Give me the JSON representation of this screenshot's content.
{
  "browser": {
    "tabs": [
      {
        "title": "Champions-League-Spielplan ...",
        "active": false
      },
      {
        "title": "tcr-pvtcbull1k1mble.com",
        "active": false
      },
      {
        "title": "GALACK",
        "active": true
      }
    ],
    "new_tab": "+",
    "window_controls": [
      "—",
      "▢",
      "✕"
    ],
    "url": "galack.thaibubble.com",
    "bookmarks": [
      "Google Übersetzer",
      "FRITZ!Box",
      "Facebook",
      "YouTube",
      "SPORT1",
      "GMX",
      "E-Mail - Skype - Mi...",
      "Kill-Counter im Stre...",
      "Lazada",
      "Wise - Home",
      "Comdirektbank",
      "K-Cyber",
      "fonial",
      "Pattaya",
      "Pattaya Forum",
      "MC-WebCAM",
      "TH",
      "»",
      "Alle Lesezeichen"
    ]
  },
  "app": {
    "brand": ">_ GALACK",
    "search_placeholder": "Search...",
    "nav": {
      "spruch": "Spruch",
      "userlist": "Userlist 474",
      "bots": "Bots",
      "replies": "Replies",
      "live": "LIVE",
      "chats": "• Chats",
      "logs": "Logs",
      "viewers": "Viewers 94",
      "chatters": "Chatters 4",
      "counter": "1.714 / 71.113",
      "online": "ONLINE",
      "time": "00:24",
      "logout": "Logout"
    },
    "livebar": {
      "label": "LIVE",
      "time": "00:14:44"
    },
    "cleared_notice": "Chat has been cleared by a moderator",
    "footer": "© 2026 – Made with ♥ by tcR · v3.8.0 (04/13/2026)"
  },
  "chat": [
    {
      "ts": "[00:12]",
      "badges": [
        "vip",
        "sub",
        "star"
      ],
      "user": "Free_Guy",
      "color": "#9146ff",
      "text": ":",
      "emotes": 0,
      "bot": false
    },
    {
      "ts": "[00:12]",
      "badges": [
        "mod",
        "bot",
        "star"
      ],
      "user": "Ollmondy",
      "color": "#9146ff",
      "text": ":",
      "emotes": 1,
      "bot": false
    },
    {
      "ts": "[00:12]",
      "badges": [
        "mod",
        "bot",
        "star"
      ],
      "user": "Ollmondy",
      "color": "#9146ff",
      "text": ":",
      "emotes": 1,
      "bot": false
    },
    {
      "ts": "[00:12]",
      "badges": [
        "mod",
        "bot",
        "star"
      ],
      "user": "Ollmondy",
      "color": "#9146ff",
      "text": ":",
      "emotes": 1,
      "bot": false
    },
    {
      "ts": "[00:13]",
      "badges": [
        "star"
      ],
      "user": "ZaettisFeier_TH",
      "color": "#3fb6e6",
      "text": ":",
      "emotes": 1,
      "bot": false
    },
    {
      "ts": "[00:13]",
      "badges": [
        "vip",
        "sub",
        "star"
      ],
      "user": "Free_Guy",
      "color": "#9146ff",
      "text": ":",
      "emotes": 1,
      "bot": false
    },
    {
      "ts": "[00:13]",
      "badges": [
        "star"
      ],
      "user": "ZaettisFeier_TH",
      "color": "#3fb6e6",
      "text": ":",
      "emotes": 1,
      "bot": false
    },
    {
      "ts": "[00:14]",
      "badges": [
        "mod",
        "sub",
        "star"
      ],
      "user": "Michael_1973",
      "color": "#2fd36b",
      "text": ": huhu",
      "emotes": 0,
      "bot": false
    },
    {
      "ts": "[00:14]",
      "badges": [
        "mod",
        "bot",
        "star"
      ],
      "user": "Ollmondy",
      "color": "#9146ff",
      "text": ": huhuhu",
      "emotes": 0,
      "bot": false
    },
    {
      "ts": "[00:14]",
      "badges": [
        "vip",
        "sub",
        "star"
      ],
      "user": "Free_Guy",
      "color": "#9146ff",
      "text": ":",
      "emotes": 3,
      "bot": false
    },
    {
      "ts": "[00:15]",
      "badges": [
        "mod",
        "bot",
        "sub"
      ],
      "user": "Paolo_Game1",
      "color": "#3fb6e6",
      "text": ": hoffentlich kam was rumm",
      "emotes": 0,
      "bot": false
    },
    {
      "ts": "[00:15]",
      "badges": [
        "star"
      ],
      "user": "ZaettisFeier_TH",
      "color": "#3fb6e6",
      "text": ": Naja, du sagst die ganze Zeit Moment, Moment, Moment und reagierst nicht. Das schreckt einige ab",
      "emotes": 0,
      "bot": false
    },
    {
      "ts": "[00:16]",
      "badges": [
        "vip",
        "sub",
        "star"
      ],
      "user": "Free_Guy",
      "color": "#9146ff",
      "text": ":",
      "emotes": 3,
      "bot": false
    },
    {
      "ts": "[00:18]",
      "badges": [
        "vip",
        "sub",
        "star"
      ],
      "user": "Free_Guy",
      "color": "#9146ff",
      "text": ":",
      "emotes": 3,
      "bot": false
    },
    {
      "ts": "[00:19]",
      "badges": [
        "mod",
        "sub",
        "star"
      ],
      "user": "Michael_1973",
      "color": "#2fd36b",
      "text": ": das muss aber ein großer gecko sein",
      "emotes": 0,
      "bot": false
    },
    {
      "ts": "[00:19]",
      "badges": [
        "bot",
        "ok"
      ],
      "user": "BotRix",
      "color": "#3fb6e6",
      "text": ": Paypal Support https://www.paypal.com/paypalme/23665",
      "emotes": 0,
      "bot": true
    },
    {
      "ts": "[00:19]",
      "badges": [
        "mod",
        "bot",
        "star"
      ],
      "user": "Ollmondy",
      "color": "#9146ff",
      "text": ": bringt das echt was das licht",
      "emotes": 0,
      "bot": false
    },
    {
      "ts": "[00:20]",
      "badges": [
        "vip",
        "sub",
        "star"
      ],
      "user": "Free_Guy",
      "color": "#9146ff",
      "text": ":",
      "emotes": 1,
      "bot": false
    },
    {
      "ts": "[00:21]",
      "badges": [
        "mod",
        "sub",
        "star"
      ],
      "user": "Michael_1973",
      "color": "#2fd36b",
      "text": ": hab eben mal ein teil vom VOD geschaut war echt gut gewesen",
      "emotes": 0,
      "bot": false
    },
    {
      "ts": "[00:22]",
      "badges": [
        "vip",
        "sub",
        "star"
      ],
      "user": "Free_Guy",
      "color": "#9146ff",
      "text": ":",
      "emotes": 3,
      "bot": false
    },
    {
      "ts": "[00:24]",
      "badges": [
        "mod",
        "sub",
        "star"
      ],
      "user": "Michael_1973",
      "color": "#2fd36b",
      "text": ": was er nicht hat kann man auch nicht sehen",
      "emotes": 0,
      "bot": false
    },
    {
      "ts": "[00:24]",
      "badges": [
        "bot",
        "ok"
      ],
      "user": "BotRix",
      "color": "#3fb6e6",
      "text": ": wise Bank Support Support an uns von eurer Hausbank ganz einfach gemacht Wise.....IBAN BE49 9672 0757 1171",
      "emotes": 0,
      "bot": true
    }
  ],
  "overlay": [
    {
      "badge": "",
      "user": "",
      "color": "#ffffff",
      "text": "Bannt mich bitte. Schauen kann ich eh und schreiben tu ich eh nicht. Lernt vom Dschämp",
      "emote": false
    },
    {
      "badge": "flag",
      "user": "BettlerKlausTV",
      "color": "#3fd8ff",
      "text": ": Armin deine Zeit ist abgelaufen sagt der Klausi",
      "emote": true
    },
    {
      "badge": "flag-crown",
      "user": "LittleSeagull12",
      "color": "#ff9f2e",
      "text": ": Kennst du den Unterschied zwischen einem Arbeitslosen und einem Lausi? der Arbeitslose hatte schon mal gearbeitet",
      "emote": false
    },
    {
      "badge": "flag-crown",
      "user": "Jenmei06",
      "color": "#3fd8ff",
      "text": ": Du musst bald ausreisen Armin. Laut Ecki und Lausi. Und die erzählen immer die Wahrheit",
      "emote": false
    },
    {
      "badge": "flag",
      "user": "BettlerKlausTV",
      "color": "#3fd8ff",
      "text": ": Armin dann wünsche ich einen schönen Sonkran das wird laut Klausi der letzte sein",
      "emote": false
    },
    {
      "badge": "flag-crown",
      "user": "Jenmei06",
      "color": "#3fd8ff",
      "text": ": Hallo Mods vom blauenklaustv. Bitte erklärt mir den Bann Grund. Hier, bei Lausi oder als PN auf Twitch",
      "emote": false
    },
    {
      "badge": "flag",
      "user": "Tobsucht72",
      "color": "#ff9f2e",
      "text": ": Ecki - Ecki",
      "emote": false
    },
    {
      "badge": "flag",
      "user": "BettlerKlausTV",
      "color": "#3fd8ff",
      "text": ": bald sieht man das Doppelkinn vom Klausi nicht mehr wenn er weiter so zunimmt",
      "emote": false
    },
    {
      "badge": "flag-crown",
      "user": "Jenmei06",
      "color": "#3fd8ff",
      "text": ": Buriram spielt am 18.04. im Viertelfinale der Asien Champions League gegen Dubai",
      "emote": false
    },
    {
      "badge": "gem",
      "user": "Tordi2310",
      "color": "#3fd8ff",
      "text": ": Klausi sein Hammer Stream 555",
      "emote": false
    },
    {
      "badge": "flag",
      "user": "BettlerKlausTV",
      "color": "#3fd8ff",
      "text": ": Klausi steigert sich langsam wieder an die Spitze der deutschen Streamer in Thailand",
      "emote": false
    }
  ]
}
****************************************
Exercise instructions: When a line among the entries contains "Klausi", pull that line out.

Task output:
      "text": ": Armin deine Zeit ist abgelaufen sagt der Klausi",
      "text": ": Armin dann wünsche ich einen schönen Sonkran das wird laut Klausi der letzte sein",
      "text": ": bald sieht man das Doppelkinn vom Klausi nicht mehr wenn er weiter so zunimmt",
      "text": ": Klausi sein Hammer Stream 555",
      "text": ": Klausi steigert sich langsam wieder an die Spitze der deutschen Streamer in Thailand",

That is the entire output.